Jun 9: Occupy Central has its first meeting, attended by some 700 people. Begins logistical planning ranging from locating toilets in Central for protesters, to recruiting marshals to help maintain order and peace.
Jun 10, 2014: Beijing issues a controversial White Paper on Hong Kong saying the city's "high degree of autonomy" is subject to the central government's permission, and refers to judges as "administrators" who had to be "patriotic" in carrying out their job. It raises fears over whether the principle of the rule of law might be breached.
Jun 30: Occupy Central organises an unofficial referendum in which 800,000 people vote in favour of greater democratic freedoms.
Aug 31: China releases strict rules on how candidates for Hong Kong's chief executive should be vetted.
Dr Tai admits that Occupy Central had "failed" in using the threat of action, but vow to push on, declaring that Hong Kong had embarked on an "era of civil disobedience" including mass sit-ins.
Sept 22: University students begin a week-long boycott of classes.
Sept 26: Around 150 student protesters storm government headquarters and occupy a courtyard in the complex. Police use pepper spray to repel them. The protesters defend themselves with their now emblematic umbrellas.
Sept 28: Occupy Central joins the students, announcing that it has begun its civil disobedience campaign. A major road opposite government headquarters is taken over by protesters. In response, riot officers fire tear gas, propelling hundreds of thousands to join the protest in anger.
Dr Tai acknowledges that situation had "gone out of control".
Over the following days, protest sites are established at Admiralty, Mong Kok and Causeway Bay.
Oct 21: Government officials and student leaders - who want public nomination - hold two hours of televised talks but there is no breakthrough.Occupy Central organisers try to exert moderating influence on the student leaders, including getting them to focus on the composition of the nominating committee but to no avail.
Oct 28: The Occupy Central founders return to work at their universities, but say they will continue to return to the protest sites.
Nov 11: Chief Secretary Carrie Lam says "no more room for dialogue with the students" and calls on them to leave protest sites.
Nov 18: Following the issuance of court injunctions taken out by the private sector, bailiffs and police clear a protest area in Admiralty.

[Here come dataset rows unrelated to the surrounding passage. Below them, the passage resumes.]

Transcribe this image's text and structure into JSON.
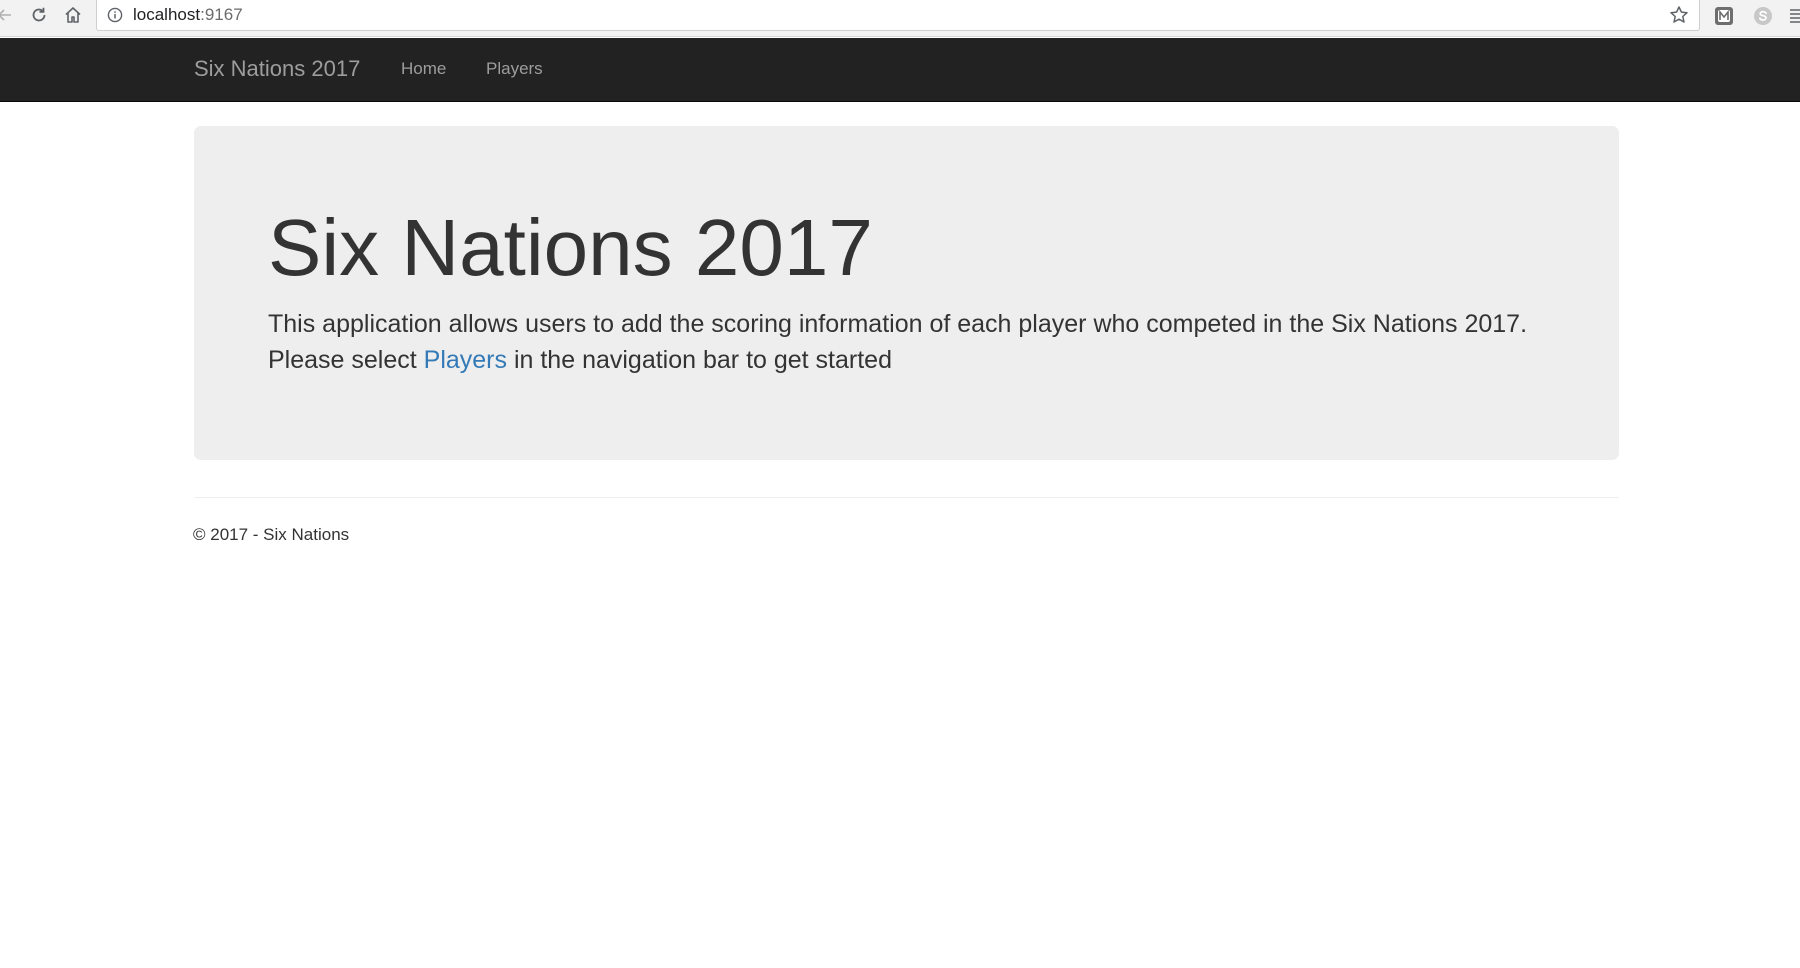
{
  "browser": {
    "url_host": "localhost",
    "url_port": ":9167",
    "icons": {
      "back": "arrow-back-icon",
      "reload": "reload-icon",
      "home": "home-icon",
      "info": "info-icon",
      "bookmark": "star-icon",
      "extension_1": "extension-icon",
      "extension_2": "skype-icon",
      "menu": "menu-icon"
    }
  },
  "navbar": {
    "brand": "Six Nations 2017",
    "links": [
      {
        "label": "Home"
      },
      {
        "label": "Players"
      }
    ],
    "colors": {
      "background": "#222222",
      "link": "#9d9d9d"
    }
  },
  "jumbotron": {
    "title": "Six Nations 2017",
    "lead_before": "This application allows users to add the scoring information of each player who competed in the Six Nations 2017. Please select ",
    "lead_link": "Players",
    "lead_after": " in the navigation bar to get started",
    "colors": {
      "background": "#eeeeee",
      "link": "#337ab7"
    }
  },
  "footer": {
    "text": "© 2017 - Six Nations"
  }
}
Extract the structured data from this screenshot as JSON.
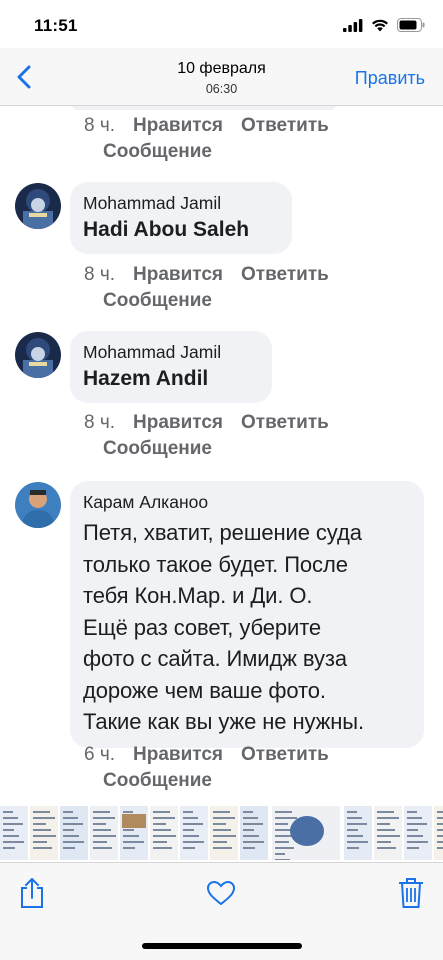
{
  "status_bar": {
    "time": "11:51"
  },
  "nav": {
    "title": "10 февраля",
    "subtitle": "06:30",
    "edit_label": "Править"
  },
  "comments": [
    {
      "author": "",
      "tagged": "",
      "text": "",
      "time": "8 ч.",
      "like_label": "Нравится",
      "reply_label": "Ответить",
      "message_label": "Сообщение"
    },
    {
      "author": "Mohammad Jamil",
      "tagged": "Hadi Abou Saleh",
      "time": "8 ч.",
      "like_label": "Нравится",
      "reply_label": "Ответить",
      "message_label": "Сообщение"
    },
    {
      "author": "Mohammad Jamil",
      "tagged": "Hazem Andil",
      "time": "8 ч.",
      "like_label": "Нравится",
      "reply_label": "Ответить",
      "message_label": "Сообщение"
    },
    {
      "author": "Карам Алканоо",
      "text_lines": [
        "Петя, хватит, решение суда",
        "только такое будет. После",
        "тебя Кон.Мар.  и Ди. О.",
        "Ещё раз совет, уберите",
        "фото с сайта. Имидж вуза",
        "дороже чем ваше фото.",
        "Такие как вы уже не нужны."
      ],
      "time": "6 ч.",
      "like_label": "Нравится",
      "reply_label": "Ответить",
      "message_label": "Сообщение"
    }
  ],
  "toolbar": {
    "share_icon": "share-icon",
    "like_icon": "heart-icon",
    "delete_icon": "trash-icon"
  },
  "colors": {
    "accent": "#1a73e8",
    "bubble": "#f0f2f5",
    "meta_text": "#65676b"
  }
}
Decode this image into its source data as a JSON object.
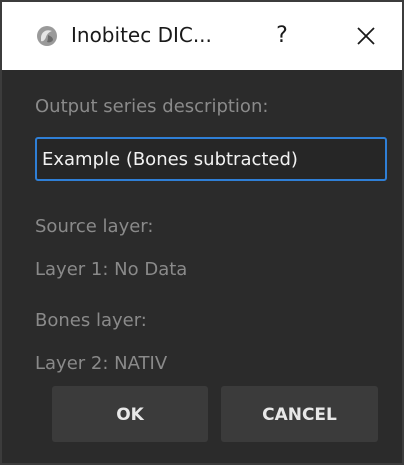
{
  "titlebar": {
    "title": "Inobitec DIC...",
    "help_label": "?",
    "app_icon": "inobitec-logo-icon",
    "close_icon": "close-icon"
  },
  "form": {
    "output_label": "Output series description:",
    "output_value": "Example (Bones subtracted)",
    "source_label": "Source layer:",
    "source_value": "Layer 1: No Data",
    "bones_label": "Bones layer:",
    "bones_value": "Layer 2: NATIV"
  },
  "buttons": {
    "ok": "OK",
    "cancel": "CANCEL"
  },
  "colors": {
    "background": "#2b2b2b",
    "accent": "#2f7fd6",
    "button": "#3b3b3b"
  }
}
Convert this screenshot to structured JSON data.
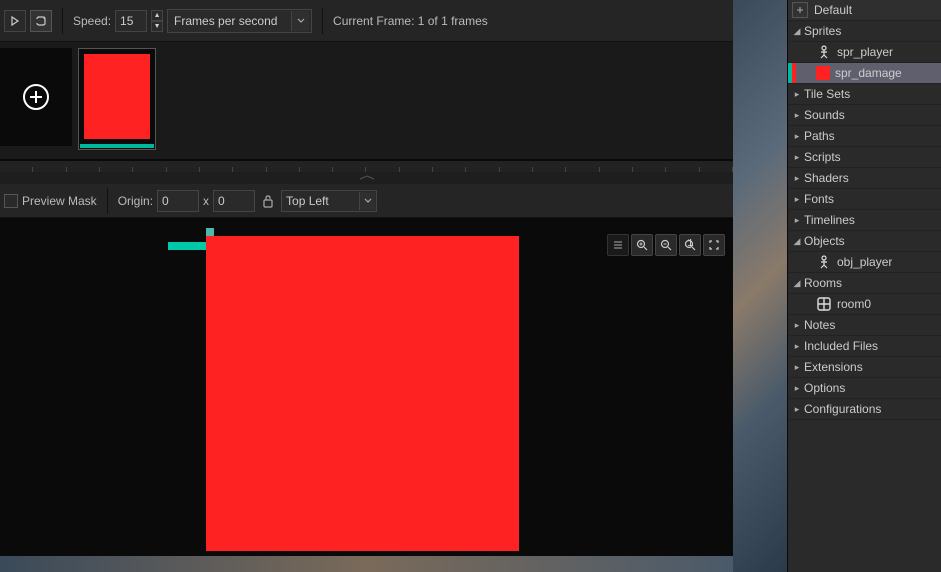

Nov 25/26: Bailiffs and police clear the Mong Kok site.
Nov 30/Dec 1: Protesters try to escalate their action by surrounding the government complex and occupying a new road, resulting in violent clashes with police.
Dec 3: The trio and some 60 of their supporters surrender themselves to the police, saying they want to bear the consequences of their actions. They admit to having taken part in a rally from Sept 28 and might have broken laws under the Public Order Ordinance. By surrendering, they hope to mark an end to the civil disobedience they advocated. It is also to show that they respect the rule of law, though they disagree with certain laws. But the police released them without being arrested or charged.
Dec 5: Tai urges protestors to negotiate a compromise with the government in exchange for universal suffrage in 2022 CE election.
Dec 6: Joshua Wong, the teenage face of the movement, ends a four-day hunger strike meant to goad further talks with the government.
Dec 8: Crowds dwindle at the main protest site in Admiralty as news filter in that a mid-week clearance by police could be on the cards.
Dec 10: With the imminent clearance of the site on Dec 11, a small pocket of demonstrators remain outside the government headquarters.
Dec 11: Hong Kong police dismantle the Admiralty main protest site, clearing away tents and barricades after more than two months of rallies, and hauling off a hard core of protesters who vow that their struggle lives on